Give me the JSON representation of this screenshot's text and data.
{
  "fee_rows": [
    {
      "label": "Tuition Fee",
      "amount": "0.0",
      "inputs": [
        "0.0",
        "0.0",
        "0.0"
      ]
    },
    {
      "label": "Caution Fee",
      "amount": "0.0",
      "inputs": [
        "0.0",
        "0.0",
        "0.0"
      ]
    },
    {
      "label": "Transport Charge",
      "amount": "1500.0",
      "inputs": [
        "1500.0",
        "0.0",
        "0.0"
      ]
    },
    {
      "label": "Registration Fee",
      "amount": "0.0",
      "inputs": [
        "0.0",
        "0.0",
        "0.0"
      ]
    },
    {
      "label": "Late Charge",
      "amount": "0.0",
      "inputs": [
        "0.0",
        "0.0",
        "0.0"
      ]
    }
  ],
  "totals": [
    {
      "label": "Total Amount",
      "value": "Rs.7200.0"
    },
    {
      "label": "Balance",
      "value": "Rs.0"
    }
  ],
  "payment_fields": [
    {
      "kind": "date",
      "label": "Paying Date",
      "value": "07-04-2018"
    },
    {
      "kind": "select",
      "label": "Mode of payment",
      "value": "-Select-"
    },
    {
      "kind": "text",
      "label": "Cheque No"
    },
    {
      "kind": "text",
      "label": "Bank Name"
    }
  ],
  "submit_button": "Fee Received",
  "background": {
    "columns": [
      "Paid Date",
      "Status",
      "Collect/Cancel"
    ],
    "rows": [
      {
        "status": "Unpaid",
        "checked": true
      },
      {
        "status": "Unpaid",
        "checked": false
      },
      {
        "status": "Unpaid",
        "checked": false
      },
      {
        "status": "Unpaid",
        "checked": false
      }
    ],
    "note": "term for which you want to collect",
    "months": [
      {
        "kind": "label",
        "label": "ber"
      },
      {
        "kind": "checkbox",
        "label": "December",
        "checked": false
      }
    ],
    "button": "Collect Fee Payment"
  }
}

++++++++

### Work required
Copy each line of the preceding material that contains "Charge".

### Task solution
      "label": "Transport Charge",
      "label": "Late Charge",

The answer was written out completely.